Give the number of lines in the records below that include "name", and nothing more.
___ Extracted entries ___
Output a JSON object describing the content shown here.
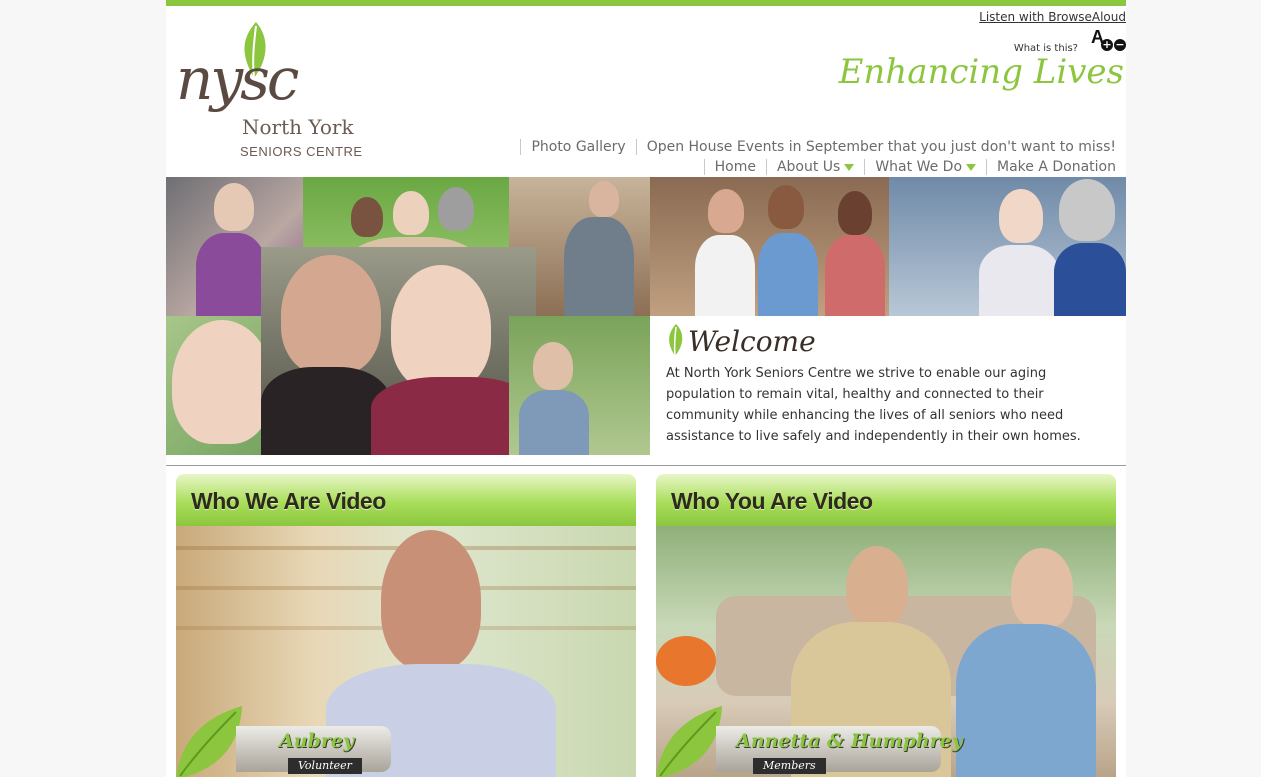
{
  "logo": {
    "mark": "nysc",
    "name": "North York",
    "subtitle": "SENIORS CENTRE"
  },
  "header": {
    "browsealoud_link": "Listen with BrowseAloud",
    "what_is_this": "What is this?",
    "tagline": "Enhancing Lives"
  },
  "subnav": {
    "items": [
      {
        "label": "Photo Gallery"
      },
      {
        "label": "Open House Events in September that you just don't want to miss!"
      }
    ]
  },
  "mainnav": {
    "items": [
      {
        "label": "Home"
      },
      {
        "label": "About Us"
      },
      {
        "label": "What We Do"
      },
      {
        "label": "Make A Donation"
      }
    ]
  },
  "welcome": {
    "title": "Welcome",
    "text": "At North York Seniors Centre we strive to enable our aging population to remain vital, healthy and connected to their community while enhancing the lives of all seniors who need assistance to live safely and independently in their own homes."
  },
  "videos": [
    {
      "title": "Who We Are Video",
      "name": "Aubrey",
      "role": "Volunteer"
    },
    {
      "title": "Who You Are Video",
      "name": "Annetta & Humphrey",
      "role": "Members"
    }
  ],
  "colors": {
    "accent": "#8cc63f",
    "text": "#333333",
    "brown": "#5a4a42"
  }
}
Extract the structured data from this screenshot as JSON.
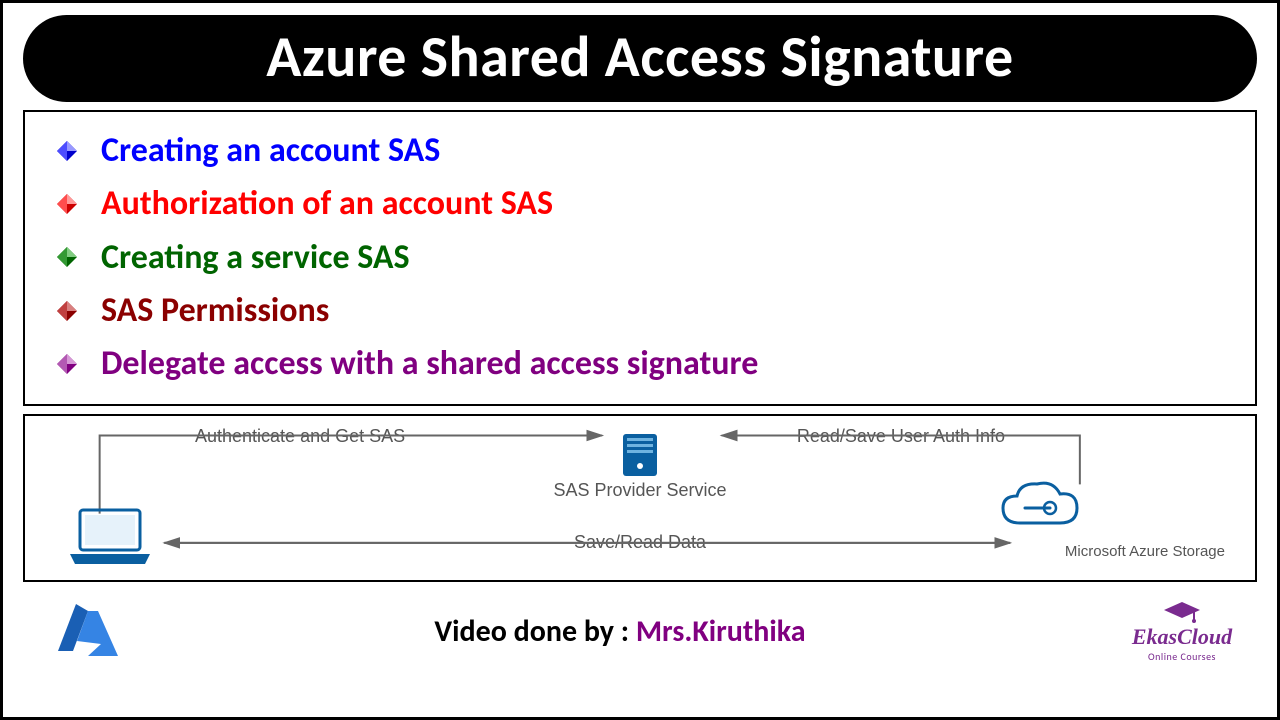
{
  "title": "Azure Shared Access Signature",
  "bullets": [
    {
      "text": "Creating an account SAS",
      "color": "c-blue",
      "icon_fill": "#0000cc"
    },
    {
      "text": "Authorization of an account SAS",
      "color": "c-red",
      "icon_fill": "#cc0000"
    },
    {
      "text": "Creating a service SAS",
      "color": "c-green",
      "icon_fill": "#008000"
    },
    {
      "text": "SAS Permissions",
      "color": "c-darkred",
      "icon_fill": "#8b0000"
    },
    {
      "text": "Delegate access with a shared access signature",
      "color": "c-purple",
      "icon_fill": "#800080"
    }
  ],
  "diagram": {
    "label_auth": "Authenticate and Get SAS",
    "label_provider": "SAS Provider Service",
    "label_read_user": "Read/Save User Auth Info",
    "label_save_read": "Save/Read Data",
    "label_storage": "Microsoft Azure Storage"
  },
  "credit_prefix": "Video done by : ",
  "credit_author": "Mrs.Kiruthika",
  "logo_brand": "EkasCloud",
  "logo_tag": "Online Courses"
}
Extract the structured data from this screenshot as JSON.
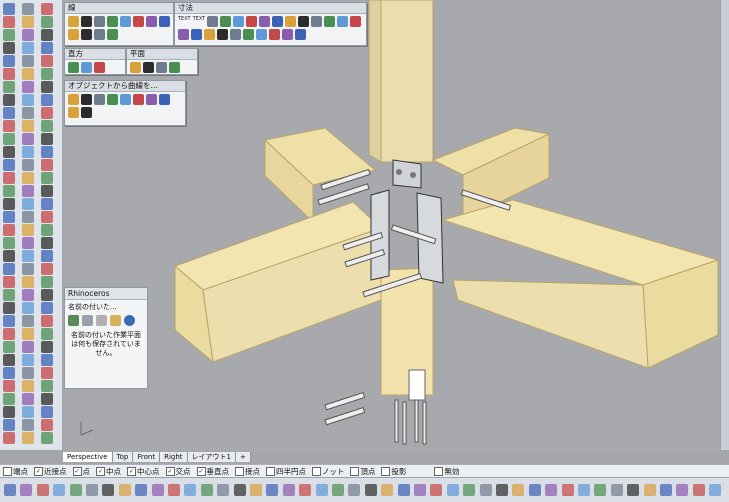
{
  "panels": {
    "lines": {
      "title": "線"
    },
    "dimension": {
      "title": "寸法",
      "text_icon_1": "TEXT",
      "text_icon_2": "TEXT"
    },
    "cuboid": {
      "title": "直方"
    },
    "plane": {
      "title": "平面"
    },
    "curve_from_object": {
      "title": "オブジェクトから曲線を..."
    }
  },
  "rhino_panel": {
    "title": "Rhinoceros",
    "subtitle": "名前の付いた...",
    "message": "名前の付いた作業平面は何も保存されていません。"
  },
  "viewport_tabs": [
    "Perspective",
    "Top",
    "Front",
    "Right",
    "レイアウト1",
    "+"
  ],
  "osnap": [
    {
      "label": "端点",
      "checked": false
    },
    {
      "label": "近接点",
      "checked": true
    },
    {
      "label": "点",
      "checked": true
    },
    {
      "label": "中点",
      "checked": true
    },
    {
      "label": "中心点",
      "checked": true
    },
    {
      "label": "交点",
      "checked": true
    },
    {
      "label": "垂直点",
      "checked": true
    },
    {
      "label": "接点",
      "checked": false
    },
    {
      "label": "四半円点",
      "checked": false
    },
    {
      "label": "ノット",
      "checked": false
    },
    {
      "label": "頂点",
      "checked": false
    },
    {
      "label": "投影",
      "checked": false
    },
    {
      "label": "無効",
      "checked": false
    }
  ],
  "colors": {
    "wood": "#f2e3ad",
    "wood_edge": "#b9a46a",
    "metal": "#cfd2d6",
    "bolt": "#eeeeee"
  }
}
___
> Solution
3